[Assignment] Report the number of lines in the material below that contain "type", without any other words.

[Extracted records]
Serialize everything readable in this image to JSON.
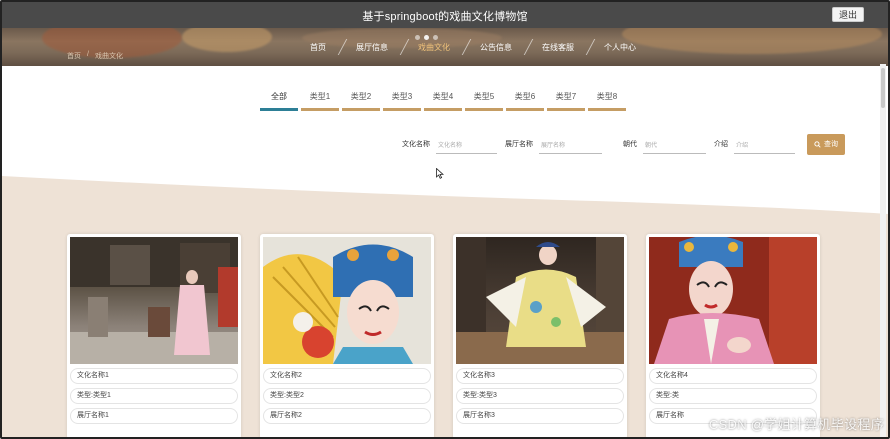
{
  "header": {
    "title": "基于springboot的戏曲文化博物馆",
    "logout_label": "退出"
  },
  "nav": {
    "items": [
      "首页",
      "展厅信息",
      "戏曲文化",
      "公告信息",
      "在线客服",
      "个人中心"
    ],
    "active": "戏曲文化"
  },
  "breadcrumb": {
    "home": "首页",
    "separator": "/",
    "current": "戏曲文化"
  },
  "filter_tabs": [
    "全部",
    "类型1",
    "类型2",
    "类型3",
    "类型4",
    "类型5",
    "类型6",
    "类型7",
    "类型8"
  ],
  "search": {
    "name_label": "文化名称",
    "name_placeholder": "文化名称",
    "hall_label": "展厅名称",
    "hall_placeholder": "展厅名称",
    "era_label": "朝代",
    "era_placeholder": "朝代",
    "intro_label": "介绍",
    "intro_placeholder": "介绍",
    "button_label": "查询"
  },
  "cards": [
    {
      "name": "文化名称1",
      "type": "类型:类型1",
      "hall": "展厅名称1"
    },
    {
      "name": "文化名称2",
      "type": "类型:类型2",
      "hall": "展厅名称2"
    },
    {
      "name": "文化名称3",
      "type": "类型:类型3",
      "hall": "展厅名称3"
    },
    {
      "name": "文化名称4",
      "type": "类型:类",
      "hall": "展厅名称"
    }
  ],
  "watermark": "CSDN @学姐计算机毕设程序",
  "colors": {
    "accent": "#c99a5b",
    "active_tab": "#2d7f96",
    "topbar": "#4a4a4a",
    "content_bg": "#eee2d6"
  }
}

[Exercise result] 4